    • C92 - Mathematical and Quantitative Methods - - Design of Experiments - - - Laboratory, Group Behavior
    • C91 - Mathematical and Quantitative Methods - - Design of Experiments - - - Laboratory, Individual Behavior
    • D03 - Microeconomics - - General - - - Behavioral Microeconomics: Underlying Principles
    • D72 - Microeconomics - - Analysis of Collective Decision-Making - - - Political Processes: Rent-seeking, Lobbying, Elections, Legislatures, and Voting Behavior
    • H41 - Public Economics - - Publicly Provided Goods - - - Public Goods

    NEP fields

    This paper has been announced in the following NEP Reports:

    Statistics

    Access and download statistics

    Corrections

    All material on this site has been provided by the respective publishers and authors. You can help correct errors and omissions. When requesting a correction, please mention this item's handle: RePEc:kud:kuiedp:1704. See general information about how to correct material in RePEc.

    For technical questions regarding this item, or to correct its authors, title, abstract, bibliographic or download information, contact: (Thomas Hoffmann). General contact details of provider: https://edirc.repec.org/data/okokudk.html .

    If you have authored this item and are not yet registered with RePEc, we encourage you to do it here. This allows to link your profile to this item. It also allows you to accept potential citations to this item that we are uncertain about.

    If CitEc recognized a reference but did not link an item in RePEc to it, you can help with this form .

    If you know of missing items citing this one, you can help us creating those links by adding the relevant references in the same way as above, for each refering item. If you are a registered author of this item, you may also want to check the "citations" tab in your RePEc Author Service profile, as there may be some citations waiting for confirmation.

    Please note that corrections may take a couple of weeks to filter through the various RePEc services.

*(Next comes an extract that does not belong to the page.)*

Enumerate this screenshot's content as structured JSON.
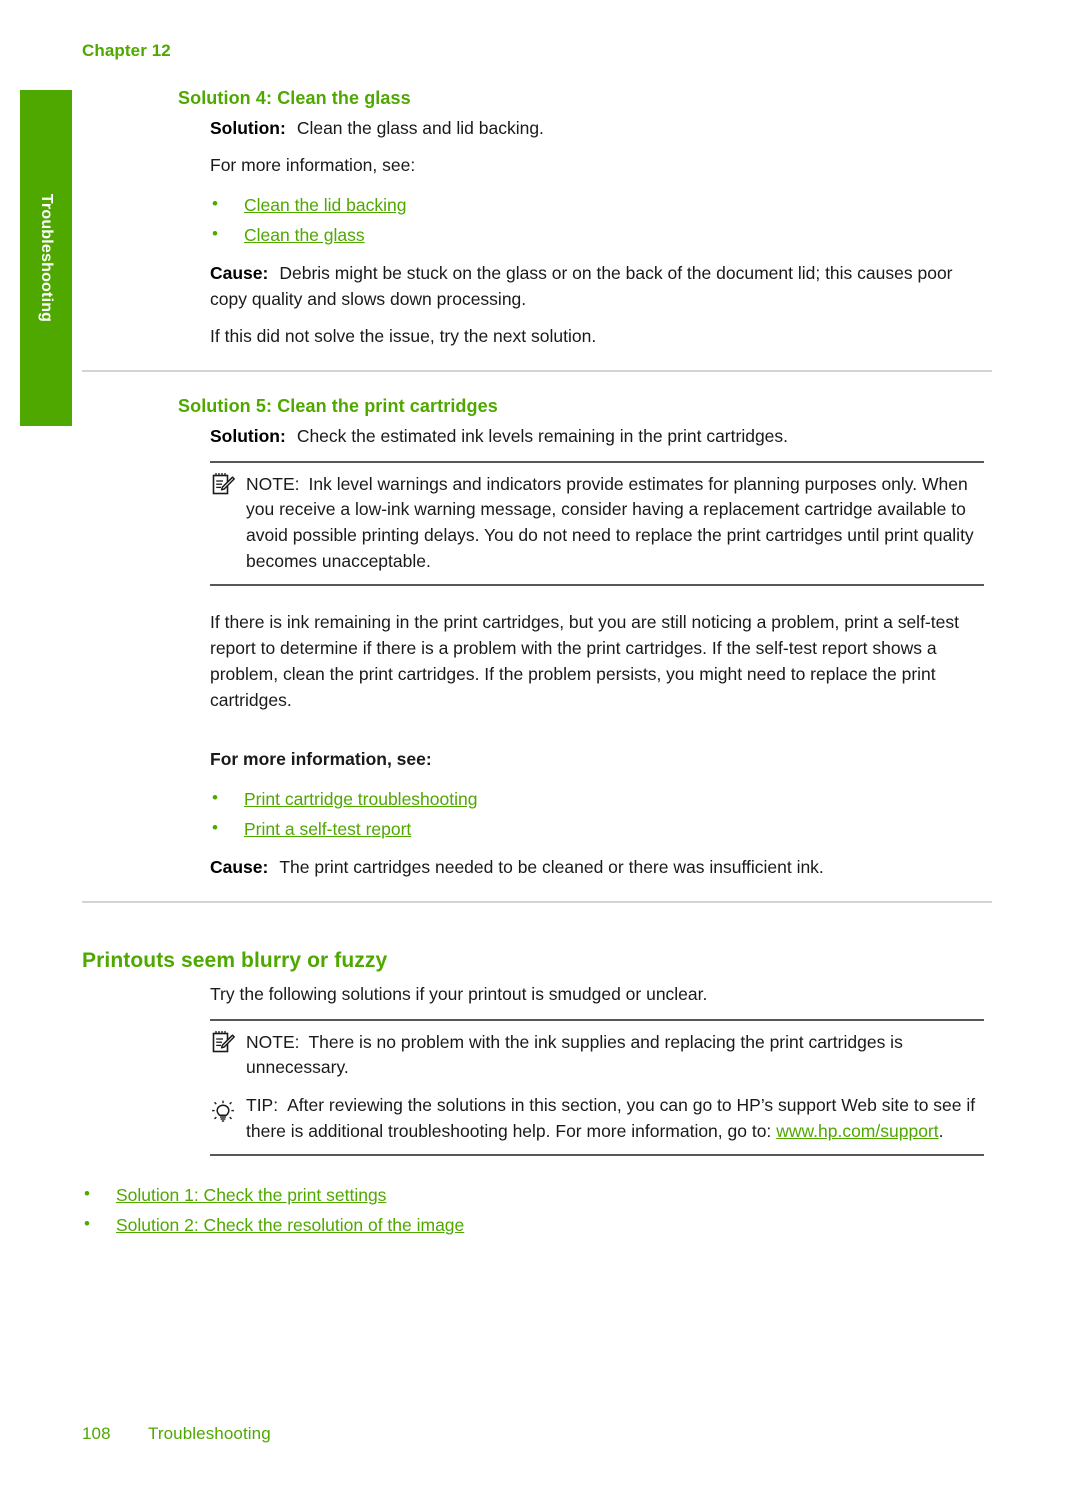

    IDEAS is a RePEc service hosted by the Research Division of the Federal Reserve Bank of St. Louis . RePEc uses bibliographic data supplied by the respective publishers.